Tuesday, January 24, 2012

Sunday, January 22, 2012

Snowy Days with the Alluem Kids

Quiet down on snowy days with your kids...take time to just be.

Friday, January 20, 2012

Winter Session starts this Monday!

Classes are filling! Sign up today!
Register online: - workshops tab

Monday, January 16, 2012

Peace Exchange - Nepal

The Peace Cards are officially on their way to Nepal!
67 cards from 67 amazing Alluem Kids!
They are so excited and anxiously waiting for the kids in Nepal to write them back. Thank you Ross Holzman of the Create Peace Project! Thank you for this work you do! Thank you for taking this trip and hand delivering the cards for us! Thank you for sharing our messages of peace with kids in other parts of the world! Thank you for being the change!

Wednesday, January 4, 2012

New Year with Little Flower Yoga!

Great news for those looking to expand their knowledge of yoga for children!
Little Flower Yoga is offering some great workshops in the NY area!
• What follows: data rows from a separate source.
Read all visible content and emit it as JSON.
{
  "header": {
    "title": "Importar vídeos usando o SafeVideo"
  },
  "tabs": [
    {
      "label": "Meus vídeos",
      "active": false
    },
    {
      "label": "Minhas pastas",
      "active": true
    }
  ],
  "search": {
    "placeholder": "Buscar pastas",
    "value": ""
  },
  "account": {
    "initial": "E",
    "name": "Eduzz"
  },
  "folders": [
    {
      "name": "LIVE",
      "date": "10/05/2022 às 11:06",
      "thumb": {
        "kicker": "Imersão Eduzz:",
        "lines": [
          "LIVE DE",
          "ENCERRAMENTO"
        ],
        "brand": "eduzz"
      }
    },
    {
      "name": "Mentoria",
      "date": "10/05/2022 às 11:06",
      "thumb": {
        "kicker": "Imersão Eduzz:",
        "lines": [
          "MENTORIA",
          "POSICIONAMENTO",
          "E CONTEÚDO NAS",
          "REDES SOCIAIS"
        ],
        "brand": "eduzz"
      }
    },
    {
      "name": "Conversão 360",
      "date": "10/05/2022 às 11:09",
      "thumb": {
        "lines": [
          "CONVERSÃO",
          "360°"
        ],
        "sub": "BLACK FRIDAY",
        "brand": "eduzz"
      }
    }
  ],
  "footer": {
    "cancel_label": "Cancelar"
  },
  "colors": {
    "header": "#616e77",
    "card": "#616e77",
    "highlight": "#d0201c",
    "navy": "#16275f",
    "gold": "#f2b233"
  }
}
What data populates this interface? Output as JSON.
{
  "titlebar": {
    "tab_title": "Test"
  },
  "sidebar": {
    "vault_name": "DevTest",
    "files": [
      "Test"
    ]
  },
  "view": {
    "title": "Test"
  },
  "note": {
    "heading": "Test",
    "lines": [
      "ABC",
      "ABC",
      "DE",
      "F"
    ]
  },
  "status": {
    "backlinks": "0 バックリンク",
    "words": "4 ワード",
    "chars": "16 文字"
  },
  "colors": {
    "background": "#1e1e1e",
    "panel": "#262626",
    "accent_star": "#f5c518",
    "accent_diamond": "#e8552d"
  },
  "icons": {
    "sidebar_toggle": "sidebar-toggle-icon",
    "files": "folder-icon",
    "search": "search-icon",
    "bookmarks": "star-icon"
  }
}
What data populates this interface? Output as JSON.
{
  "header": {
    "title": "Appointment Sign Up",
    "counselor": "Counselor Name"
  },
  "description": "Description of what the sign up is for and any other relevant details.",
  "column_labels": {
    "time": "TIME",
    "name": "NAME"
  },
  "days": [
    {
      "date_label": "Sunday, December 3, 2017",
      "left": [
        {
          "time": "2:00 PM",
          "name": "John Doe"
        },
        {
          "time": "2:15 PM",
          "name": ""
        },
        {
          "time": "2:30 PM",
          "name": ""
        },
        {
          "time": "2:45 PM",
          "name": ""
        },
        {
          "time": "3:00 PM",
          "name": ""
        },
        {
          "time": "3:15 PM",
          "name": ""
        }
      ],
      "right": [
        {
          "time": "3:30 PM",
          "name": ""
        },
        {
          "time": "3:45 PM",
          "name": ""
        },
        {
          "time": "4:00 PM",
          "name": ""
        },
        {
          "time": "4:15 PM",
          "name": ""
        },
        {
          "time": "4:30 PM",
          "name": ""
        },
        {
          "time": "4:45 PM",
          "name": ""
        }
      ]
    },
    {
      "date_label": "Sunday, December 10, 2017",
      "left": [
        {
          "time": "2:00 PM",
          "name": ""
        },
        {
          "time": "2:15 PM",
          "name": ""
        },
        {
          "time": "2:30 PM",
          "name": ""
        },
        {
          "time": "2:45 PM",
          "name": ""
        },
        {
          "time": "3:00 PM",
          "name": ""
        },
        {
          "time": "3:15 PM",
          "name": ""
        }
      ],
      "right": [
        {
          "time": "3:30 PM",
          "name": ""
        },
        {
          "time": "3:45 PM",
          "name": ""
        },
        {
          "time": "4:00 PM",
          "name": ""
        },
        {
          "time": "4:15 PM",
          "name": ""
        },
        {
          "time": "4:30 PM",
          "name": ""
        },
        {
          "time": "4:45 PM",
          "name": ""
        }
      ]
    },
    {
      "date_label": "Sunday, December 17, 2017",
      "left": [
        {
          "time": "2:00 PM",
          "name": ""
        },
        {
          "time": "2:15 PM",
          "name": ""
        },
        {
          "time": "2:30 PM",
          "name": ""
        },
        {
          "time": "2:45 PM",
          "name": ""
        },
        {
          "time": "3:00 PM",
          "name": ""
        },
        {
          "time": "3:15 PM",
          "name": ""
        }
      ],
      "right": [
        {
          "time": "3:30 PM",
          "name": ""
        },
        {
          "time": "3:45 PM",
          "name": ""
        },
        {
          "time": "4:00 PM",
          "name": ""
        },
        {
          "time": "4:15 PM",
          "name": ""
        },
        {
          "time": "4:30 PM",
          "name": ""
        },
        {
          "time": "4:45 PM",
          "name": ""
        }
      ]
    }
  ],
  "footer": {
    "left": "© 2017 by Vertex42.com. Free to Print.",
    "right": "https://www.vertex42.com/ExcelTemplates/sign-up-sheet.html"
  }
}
Children's Yoga Basics: February 25, 2012, 1pm - 5pm
Jenn's Home Studio: 212 Colabaugh Pond Road, Croton on Hudson NY 10520
Tuition: $125
Come learn the fundamentals of the Little Flower approach to teaching children how to live their best possible life. We will discuss the core practices that should be a part of every class, expanding beyond movement to include breathwork, mindfulness activities, self exploration and community building. You will leave this workshop with a solid understanding of what the overall experience of a LFY class will be like for a child, as well as several activities that you can begin using right away with your children. Visit more information. Advanced registration is required. Croton is a 45 minute train ride from Grand Central Station.
Mindfulness and Meditation Practices for Children: March 24, 2012: 1pm - 5pm
Karma Kids Yoga Studio: 104 W. 14th St. NY NY
Tuition: $100
This course offers you ways to introduce children to a mindfulness practice that both engages them, and gives them space to listen to their own thoughts and feelings. Includes both still and moving meditations. Help children tune in, focus better, make sense of their emotions, make good decisions, and experience a richer and more fulfilling day to day experience of life. Visit for more information. Advanced registration is required.
The Compassionate Classroom (and Living Room): April 14, 2012, 1pm-5pm
Jenn's Home Studio: 212 Colabaugh Pond Road, Croton on Hudson NY 10520
Tuition: $125
Are you ever frustrated by the behavior of your students or your own children? Ever frustrated by your reaction to their behavior? Feel like you don’t want to yell but don’t know what else to do? The Compassionate Classroom (and Living Room) workshop will give you tools and techniques to keep your students engaged through cooperation rather than control. You will learn to communicate in a way that shows compassion and respect for all children, and use powerful strategies to create an environment of mutual trust. Visit for more information. Advanced registration is required. Croton is a 45 minute train ride from Grand Central Station.